### WHAT THE TASK ASKS
Extract all lines from the data beneath that include the word "text".

Stored entries:
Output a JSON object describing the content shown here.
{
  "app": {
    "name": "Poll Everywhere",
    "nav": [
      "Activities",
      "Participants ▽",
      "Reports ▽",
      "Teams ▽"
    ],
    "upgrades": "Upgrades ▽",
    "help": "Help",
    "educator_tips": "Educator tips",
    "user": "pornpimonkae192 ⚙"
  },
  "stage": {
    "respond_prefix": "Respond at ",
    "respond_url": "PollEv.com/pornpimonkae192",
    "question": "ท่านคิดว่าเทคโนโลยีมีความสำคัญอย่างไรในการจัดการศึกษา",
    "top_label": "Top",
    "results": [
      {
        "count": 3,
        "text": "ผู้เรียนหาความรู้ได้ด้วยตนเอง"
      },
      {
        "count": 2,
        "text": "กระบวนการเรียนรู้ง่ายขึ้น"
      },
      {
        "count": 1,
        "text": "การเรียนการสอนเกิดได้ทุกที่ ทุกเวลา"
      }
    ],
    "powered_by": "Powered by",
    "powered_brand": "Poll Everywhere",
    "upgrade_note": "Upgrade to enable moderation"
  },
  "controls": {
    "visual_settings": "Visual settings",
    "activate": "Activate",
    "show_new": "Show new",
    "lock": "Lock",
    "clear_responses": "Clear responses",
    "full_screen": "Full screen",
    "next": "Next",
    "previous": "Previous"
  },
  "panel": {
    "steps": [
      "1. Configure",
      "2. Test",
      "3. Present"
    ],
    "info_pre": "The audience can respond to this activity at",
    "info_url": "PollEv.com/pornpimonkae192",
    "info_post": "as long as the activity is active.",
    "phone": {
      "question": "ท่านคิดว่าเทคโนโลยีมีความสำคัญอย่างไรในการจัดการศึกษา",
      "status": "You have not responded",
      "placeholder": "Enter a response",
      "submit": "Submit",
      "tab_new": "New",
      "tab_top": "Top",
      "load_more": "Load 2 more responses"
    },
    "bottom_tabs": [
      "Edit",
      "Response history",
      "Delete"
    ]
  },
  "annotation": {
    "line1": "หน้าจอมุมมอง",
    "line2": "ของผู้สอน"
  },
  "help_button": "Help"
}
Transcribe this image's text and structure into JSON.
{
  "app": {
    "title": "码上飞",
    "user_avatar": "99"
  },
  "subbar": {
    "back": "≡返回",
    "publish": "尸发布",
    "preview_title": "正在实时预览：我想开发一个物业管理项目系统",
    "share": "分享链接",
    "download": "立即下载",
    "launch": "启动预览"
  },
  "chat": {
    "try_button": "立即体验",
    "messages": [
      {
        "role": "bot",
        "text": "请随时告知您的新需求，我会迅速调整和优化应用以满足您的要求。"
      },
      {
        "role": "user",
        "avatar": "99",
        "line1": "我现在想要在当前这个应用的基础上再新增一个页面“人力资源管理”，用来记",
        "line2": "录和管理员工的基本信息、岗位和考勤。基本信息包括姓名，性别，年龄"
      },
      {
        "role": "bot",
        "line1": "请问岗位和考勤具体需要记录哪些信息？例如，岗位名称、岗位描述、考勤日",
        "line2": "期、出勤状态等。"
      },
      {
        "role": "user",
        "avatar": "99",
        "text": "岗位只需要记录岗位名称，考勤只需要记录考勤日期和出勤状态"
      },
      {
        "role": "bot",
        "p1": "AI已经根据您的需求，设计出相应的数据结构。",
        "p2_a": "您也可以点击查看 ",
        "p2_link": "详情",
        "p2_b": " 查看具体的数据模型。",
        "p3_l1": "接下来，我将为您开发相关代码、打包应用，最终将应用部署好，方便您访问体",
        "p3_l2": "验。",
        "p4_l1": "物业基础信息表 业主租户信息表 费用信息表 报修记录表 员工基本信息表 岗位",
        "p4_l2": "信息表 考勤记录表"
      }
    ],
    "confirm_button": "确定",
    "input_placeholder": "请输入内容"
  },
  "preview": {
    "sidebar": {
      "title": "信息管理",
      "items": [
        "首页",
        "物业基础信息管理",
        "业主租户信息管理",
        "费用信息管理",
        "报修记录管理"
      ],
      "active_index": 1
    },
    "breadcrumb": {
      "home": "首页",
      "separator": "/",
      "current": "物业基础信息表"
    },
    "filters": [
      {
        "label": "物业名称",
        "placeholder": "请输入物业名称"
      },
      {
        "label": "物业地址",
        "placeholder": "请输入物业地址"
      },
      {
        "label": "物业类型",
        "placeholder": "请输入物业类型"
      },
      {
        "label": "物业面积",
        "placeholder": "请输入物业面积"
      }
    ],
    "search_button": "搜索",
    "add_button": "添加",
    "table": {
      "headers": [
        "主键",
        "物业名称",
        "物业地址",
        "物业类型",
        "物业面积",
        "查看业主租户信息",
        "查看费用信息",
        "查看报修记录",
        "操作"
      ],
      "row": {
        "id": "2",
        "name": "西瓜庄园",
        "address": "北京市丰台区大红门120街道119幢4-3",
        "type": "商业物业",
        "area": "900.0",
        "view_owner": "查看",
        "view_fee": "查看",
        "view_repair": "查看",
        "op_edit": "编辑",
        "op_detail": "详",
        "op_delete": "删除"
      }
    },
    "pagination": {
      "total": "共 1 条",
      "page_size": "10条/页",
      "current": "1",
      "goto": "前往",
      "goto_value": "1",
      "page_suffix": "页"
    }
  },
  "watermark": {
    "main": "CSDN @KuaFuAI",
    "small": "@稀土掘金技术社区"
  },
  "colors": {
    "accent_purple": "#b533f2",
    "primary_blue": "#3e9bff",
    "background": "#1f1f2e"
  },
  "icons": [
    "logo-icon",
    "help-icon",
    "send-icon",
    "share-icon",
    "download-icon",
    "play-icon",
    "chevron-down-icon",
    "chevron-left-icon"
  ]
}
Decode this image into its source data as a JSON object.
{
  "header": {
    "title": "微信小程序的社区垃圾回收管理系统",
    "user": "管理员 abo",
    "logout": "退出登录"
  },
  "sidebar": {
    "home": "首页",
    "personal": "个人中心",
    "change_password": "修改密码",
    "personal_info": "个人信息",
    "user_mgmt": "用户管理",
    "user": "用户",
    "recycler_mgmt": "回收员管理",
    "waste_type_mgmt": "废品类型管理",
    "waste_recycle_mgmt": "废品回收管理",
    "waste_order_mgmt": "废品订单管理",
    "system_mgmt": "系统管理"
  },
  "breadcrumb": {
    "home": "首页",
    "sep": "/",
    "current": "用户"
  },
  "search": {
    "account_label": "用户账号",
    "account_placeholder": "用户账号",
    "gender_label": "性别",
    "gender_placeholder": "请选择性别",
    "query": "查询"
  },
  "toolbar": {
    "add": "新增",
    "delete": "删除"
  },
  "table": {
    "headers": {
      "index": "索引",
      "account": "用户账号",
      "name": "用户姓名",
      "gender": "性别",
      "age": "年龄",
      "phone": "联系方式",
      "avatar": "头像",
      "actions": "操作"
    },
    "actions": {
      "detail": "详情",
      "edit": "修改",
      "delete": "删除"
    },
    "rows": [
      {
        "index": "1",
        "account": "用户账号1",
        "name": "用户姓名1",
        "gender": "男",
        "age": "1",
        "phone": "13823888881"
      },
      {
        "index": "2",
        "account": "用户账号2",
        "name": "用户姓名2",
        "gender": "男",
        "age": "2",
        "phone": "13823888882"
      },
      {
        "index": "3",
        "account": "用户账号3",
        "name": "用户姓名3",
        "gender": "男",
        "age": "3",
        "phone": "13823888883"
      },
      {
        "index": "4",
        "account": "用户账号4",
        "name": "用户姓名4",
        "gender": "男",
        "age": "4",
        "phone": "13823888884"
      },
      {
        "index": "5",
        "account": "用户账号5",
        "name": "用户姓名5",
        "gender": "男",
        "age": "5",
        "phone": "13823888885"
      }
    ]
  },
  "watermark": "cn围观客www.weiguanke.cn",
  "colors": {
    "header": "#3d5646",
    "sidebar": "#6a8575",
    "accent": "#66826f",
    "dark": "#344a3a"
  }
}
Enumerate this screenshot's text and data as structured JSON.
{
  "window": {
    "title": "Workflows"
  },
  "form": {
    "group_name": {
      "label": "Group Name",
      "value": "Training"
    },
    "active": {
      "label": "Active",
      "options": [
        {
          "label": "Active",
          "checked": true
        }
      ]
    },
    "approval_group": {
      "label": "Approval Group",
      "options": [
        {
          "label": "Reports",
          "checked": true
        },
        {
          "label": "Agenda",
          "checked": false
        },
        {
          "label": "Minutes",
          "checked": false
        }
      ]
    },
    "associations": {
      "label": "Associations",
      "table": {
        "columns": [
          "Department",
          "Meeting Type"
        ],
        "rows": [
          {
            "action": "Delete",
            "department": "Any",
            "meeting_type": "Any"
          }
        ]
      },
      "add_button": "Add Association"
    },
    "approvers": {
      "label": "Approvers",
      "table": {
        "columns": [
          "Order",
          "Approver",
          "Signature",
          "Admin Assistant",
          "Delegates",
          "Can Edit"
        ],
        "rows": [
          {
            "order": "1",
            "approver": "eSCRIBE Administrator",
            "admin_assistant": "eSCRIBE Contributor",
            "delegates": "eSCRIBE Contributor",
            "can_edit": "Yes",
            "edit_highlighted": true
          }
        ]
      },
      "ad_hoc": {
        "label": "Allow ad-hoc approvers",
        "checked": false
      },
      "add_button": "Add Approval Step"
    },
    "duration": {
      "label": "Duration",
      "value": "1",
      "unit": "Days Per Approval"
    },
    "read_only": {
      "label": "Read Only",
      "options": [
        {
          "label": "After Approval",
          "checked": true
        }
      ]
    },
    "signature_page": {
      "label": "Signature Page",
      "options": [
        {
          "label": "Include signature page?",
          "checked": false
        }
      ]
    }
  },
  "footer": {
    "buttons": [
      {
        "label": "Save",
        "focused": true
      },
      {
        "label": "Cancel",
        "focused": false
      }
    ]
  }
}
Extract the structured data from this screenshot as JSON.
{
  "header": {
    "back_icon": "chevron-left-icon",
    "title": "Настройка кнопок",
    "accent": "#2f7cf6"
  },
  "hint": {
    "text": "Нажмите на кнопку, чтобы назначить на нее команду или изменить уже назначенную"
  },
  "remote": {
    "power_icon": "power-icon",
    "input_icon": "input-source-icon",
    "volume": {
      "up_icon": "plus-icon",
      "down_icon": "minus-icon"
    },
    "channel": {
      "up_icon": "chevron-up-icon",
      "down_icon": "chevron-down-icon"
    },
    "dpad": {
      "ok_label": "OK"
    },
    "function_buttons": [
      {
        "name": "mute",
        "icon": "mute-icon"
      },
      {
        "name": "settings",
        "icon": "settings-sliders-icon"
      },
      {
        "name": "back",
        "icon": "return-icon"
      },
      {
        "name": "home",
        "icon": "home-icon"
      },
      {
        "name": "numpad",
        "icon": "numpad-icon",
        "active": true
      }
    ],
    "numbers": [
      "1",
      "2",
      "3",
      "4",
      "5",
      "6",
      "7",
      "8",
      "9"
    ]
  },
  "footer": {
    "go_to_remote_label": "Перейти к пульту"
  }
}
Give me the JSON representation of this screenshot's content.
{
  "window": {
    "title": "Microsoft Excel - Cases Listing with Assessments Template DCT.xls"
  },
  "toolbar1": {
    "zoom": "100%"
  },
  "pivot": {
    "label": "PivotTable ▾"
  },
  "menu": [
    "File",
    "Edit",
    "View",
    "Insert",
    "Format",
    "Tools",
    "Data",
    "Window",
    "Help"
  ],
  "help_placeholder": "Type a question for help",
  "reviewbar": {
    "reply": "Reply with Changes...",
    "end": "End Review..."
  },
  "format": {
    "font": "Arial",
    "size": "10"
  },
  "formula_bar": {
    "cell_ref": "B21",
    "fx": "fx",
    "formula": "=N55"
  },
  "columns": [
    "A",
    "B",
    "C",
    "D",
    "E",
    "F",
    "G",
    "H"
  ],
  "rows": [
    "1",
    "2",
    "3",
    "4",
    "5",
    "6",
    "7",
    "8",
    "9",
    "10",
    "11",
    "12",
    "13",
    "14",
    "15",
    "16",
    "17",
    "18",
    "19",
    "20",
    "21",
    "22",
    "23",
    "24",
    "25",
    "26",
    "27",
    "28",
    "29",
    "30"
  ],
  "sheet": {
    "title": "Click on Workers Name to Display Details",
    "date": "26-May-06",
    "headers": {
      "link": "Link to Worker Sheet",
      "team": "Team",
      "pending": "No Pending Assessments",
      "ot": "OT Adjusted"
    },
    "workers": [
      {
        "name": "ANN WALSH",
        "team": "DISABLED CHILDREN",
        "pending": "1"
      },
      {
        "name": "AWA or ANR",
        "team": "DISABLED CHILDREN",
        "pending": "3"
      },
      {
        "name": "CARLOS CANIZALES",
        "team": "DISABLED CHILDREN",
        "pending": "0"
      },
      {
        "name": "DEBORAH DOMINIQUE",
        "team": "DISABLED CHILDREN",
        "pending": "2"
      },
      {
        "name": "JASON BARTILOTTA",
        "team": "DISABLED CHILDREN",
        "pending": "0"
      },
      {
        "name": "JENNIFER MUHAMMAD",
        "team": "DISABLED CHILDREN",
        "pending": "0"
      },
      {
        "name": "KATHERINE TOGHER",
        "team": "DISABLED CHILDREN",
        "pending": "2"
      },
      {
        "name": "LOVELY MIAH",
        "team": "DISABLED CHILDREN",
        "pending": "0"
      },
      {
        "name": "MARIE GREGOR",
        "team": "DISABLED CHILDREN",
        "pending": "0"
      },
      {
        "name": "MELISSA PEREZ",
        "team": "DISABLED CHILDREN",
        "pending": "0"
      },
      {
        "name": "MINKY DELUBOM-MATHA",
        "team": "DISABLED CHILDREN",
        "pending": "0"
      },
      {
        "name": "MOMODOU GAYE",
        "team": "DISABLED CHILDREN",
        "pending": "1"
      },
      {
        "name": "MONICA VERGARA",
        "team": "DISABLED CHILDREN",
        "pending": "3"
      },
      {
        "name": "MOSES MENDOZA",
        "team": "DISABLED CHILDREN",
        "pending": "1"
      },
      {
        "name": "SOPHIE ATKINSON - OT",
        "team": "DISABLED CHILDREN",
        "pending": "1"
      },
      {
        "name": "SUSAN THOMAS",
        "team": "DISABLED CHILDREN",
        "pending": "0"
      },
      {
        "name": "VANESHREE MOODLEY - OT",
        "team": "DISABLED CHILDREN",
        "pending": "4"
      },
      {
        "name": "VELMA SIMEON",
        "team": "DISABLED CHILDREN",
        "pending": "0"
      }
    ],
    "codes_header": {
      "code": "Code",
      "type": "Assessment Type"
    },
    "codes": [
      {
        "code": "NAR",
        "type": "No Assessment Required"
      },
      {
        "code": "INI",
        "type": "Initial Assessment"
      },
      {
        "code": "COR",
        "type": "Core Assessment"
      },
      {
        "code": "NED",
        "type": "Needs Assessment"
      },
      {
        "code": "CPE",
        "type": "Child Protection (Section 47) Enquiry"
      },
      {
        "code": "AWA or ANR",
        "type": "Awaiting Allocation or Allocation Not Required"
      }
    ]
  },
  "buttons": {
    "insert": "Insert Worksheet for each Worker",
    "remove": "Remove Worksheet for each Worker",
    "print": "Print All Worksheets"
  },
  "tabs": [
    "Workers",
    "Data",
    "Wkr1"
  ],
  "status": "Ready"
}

### FINISHED EXERCISE
        "text": "ผู้เรียนหาความรู้ได้ด้วยตนเอง"
        "text": "กระบวนการเรียนรู้ง่ายขึ้น"
        "text": "การเรียนการสอนเกิดได้ทุกที่ ทุกเวลา"
Transcribe this image's text and structure into JSON.
        "text": "请随时告知您的新需求，我会迅速调整和优化应用以满足您的要求。"
        "text": "岗位只需要记录岗位名称，考勤只需要记录考勤日期和出勤状态"
Enumerate this screenshot's text and data as structured JSON.
    "text": "Нажмите на кнопку, чтобы назначить на нее команду или изменить уже назначенную"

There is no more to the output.